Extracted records

- - -

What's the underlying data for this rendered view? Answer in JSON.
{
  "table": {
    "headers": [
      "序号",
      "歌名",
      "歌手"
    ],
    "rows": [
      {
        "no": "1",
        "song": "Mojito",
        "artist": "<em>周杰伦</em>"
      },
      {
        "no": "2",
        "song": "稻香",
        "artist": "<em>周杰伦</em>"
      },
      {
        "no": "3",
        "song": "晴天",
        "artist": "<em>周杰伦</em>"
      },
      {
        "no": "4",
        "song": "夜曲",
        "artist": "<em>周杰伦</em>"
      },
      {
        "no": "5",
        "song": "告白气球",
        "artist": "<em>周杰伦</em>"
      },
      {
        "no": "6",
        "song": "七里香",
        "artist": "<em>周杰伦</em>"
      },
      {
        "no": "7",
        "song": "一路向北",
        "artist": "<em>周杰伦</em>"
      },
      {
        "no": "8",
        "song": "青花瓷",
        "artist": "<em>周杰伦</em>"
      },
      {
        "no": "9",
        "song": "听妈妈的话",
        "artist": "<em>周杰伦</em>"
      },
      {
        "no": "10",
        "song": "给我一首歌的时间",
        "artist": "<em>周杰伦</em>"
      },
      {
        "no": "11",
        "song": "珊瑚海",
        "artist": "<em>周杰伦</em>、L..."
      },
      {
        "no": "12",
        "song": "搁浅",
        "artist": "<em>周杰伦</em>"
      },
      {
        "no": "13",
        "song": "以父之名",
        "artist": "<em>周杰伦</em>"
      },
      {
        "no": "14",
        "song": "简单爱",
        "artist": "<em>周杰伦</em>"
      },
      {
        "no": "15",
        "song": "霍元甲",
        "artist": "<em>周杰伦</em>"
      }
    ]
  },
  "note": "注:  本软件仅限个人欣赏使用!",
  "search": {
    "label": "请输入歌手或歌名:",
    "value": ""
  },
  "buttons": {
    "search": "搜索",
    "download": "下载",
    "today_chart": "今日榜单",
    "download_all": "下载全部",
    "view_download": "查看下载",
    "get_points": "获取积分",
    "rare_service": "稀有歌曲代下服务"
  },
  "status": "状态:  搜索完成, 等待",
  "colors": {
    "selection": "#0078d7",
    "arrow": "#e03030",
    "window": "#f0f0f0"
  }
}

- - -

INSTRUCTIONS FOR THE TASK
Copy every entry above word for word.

EXPECTED OUTPUT
What's the underlying data for this rendered view? Answer in JSON.
{
  "table": {
    "headers": [
      "序号",
      "歌名",
      "歌手"
    ],
    "rows": [
      {
        "no": "1",
        "song": "Mojito",
        "artist": "<em>周杰伦</em>"
      },
      {
        "no": "2",
        "song": "稻香",
        "artist": "<em>周杰伦</em>"
      },
      {
        "no": "3",
        "song": "晴天",
        "artist": "<em>周杰伦</em>"
      },
      {
        "no": "4",
        "song": "夜曲",
        "artist": "<em>周杰伦</em>"
      },
      {
        "no": "5",
        "song": "告白气球",
        "artist": "<em>周杰伦</em>"
      },
      {
        "no": "6",
        "song": "七里香",
        "artist": "<em>周杰伦</em>"
      },
      {
        "no": "7",
        "song": "一路向北",
        "artist": "<em>周杰伦</em>"
      },
      {
        "no": "8",
        "song": "青花瓷",
        "artist": "<em>周杰伦</em>"
      },
      {
        "no": "9",
        "song": "听妈妈的话",
        "artist": "<em>周杰伦</em>"
      },
      {
        "no": "10",
        "song": "给我一首歌的时间",
        "artist": "<em>周杰伦</em>"
      },
      {
        "no": "11",
        "song": "珊瑚海",
        "artist": "<em>周杰伦</em>、L..."
      },
      {
        "no": "12",
        "song": "搁浅",
        "artist": "<em>周杰伦</em>"
      },
      {
        "no": "13",
        "song": "以父之名",
        "artist": "<em>周杰伦</em>"
      },
      {
        "no": "14",
        "song": "简单爱",
        "artist": "<em>周杰伦</em>"
      },
      {
        "no": "15",
        "song": "霍元甲",
        "artist": "<em>周杰伦</em>"
      }
    ]
  },
  "note": "注:  本软件仅限个人欣赏使用!",
  "search": {
    "label": "请输入歌手或歌名:",
    "value": ""
  },
  "buttons": {
    "search": "搜索",
    "download": "下载",
    "today_chart": "今日榜单",
    "download_all": "下载全部",
    "view_download": "查看下载",
    "get_points": "获取积分",
    "rare_service": "稀有歌曲代下服务"
  },
  "status": "状态:  搜索完成, 等待",
  "colors": {
    "selection": "#0078d7",
    "arrow": "#e03030",
    "window": "#f0f0f0"
  }
}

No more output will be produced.